    Remember Aqua Dots? If you can, remember them well, because you can't find them on shelves anymore. In 2007, scientists began investigating why the Dots, when ingested, caused bouts of dizziness, vomiting, and fainting in children. It turns out the manufacturer had changed the ingredients of the sticking compound and this new recipe metabolized into GHB (gamma-hydroxy butyrate)... also known as a common date rape drug. That's right; a major toy company distributed roofies to kids. Even in 2015, Spinmaster and Moose paid out a settlement to the family of a boy who suffered irreversible brain damage after eating an Aqua Dot.

    361 votes
  • 4
    401 VOTES

    Atomic Energy Lab Let Kids Play With Radioactive Substances

    Obviously, every future mad scientist needs a nuclear experimentation kit during their formative years. In 1950, these kits actually sold (for only 50 bucks, the equivalent of $500 today), complete with three "low level" radiation sources, a Geiger counter, a Wilson cloud chamber, a spinthariscope, and four uranium ore samples.

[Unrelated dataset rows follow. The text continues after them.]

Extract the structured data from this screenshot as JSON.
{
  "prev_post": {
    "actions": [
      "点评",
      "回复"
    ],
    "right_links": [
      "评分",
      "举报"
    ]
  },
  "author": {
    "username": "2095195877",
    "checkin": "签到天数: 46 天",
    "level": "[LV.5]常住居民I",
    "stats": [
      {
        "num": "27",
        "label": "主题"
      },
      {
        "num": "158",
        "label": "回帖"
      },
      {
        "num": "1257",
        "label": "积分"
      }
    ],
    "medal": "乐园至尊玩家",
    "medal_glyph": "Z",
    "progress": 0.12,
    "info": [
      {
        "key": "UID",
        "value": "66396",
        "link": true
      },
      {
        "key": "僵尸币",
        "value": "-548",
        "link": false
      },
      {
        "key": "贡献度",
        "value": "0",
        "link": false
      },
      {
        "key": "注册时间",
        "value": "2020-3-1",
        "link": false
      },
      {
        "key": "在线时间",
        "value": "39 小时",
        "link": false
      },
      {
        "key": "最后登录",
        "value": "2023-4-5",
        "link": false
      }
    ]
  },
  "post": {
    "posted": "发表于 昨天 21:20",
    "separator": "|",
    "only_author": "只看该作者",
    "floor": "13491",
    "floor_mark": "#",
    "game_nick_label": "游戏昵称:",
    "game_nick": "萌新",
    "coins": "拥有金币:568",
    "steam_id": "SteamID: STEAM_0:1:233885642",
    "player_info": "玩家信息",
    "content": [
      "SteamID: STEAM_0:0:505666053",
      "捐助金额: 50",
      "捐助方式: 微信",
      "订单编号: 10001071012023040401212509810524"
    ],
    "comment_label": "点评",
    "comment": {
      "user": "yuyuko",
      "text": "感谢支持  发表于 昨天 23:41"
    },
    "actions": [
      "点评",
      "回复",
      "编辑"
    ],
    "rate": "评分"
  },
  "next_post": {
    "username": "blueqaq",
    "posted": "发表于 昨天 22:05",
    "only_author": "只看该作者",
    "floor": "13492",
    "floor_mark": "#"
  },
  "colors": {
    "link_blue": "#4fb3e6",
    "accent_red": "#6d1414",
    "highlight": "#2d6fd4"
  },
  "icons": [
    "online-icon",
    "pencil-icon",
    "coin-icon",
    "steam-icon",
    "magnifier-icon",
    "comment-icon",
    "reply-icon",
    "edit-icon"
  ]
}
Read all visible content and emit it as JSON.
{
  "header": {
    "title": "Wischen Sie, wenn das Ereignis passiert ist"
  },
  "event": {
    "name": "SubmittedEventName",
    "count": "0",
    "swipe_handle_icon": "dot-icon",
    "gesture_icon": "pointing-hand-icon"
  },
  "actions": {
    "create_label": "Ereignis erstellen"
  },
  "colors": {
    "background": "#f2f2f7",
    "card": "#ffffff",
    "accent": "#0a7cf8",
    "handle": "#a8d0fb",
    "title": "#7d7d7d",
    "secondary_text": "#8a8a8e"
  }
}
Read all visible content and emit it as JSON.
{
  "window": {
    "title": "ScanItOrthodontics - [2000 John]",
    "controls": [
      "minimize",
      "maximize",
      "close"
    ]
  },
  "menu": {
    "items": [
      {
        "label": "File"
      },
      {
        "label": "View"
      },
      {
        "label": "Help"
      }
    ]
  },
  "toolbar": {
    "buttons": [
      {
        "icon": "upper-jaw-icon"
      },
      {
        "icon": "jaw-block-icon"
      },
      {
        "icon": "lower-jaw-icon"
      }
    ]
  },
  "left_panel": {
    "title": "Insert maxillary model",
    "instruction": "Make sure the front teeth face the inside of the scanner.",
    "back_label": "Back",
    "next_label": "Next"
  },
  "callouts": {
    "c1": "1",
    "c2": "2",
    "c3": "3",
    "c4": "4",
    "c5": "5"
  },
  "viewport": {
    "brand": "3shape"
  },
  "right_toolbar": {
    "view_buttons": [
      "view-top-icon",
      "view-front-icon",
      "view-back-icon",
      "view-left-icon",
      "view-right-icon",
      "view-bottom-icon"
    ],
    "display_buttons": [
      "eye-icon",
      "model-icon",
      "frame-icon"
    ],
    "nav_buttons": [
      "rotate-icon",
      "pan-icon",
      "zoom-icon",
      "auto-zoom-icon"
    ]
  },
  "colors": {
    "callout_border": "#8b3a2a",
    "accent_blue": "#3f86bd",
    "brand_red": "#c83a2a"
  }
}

    No deaths ever directly linked back to this "toy," but who knows how many lives it Affected. Just one of the isotopes included in the kit (u-238) is now known to cause cancer, leukemia, and lymphoma.

    401 votes
  • 5
    323 VOTES

    Cabbage Patch's Snacktime Kid Would Eat Your Child

    Cabbage Patch's Snacktime Kid Would Eat Your Child
    Video: YouTube

    Like the plot of a Goosebumps book, this demonic little doll had an insatiable hunger for children. Built to snack on carrots, pudding, and other foods, the doll was meant to stop chewing when the sensor in its mouth registered the doll's mouth as empty. Sounds like a fun idea, until you consider that children will put anything, including their fingers, into something like that. Lots of ponytails, fingertips, and innocence were lost due to the Snacktime Kid's everlasting hunger. Mattel pulled the doll from the market and discontinued it in 1997, the largest recall of that nature at the time.

    323 votes
  • 6
    299 VOTES

    Lawn Darts Impaled The Minds Of Many

    It's all fun and games until someone loses an eye. Seriously, who thought lawn darts were a good idea? The childhood playground is savage enough without the threat of puncture wounds. The U.S. Consumer Product Safety Commission banned lawn darts in 1998 because they were found to cause skull punctures and other injuries. But even a near decade after the ban, one caused a brain injury in a young boy by going through his skull.

    299 votes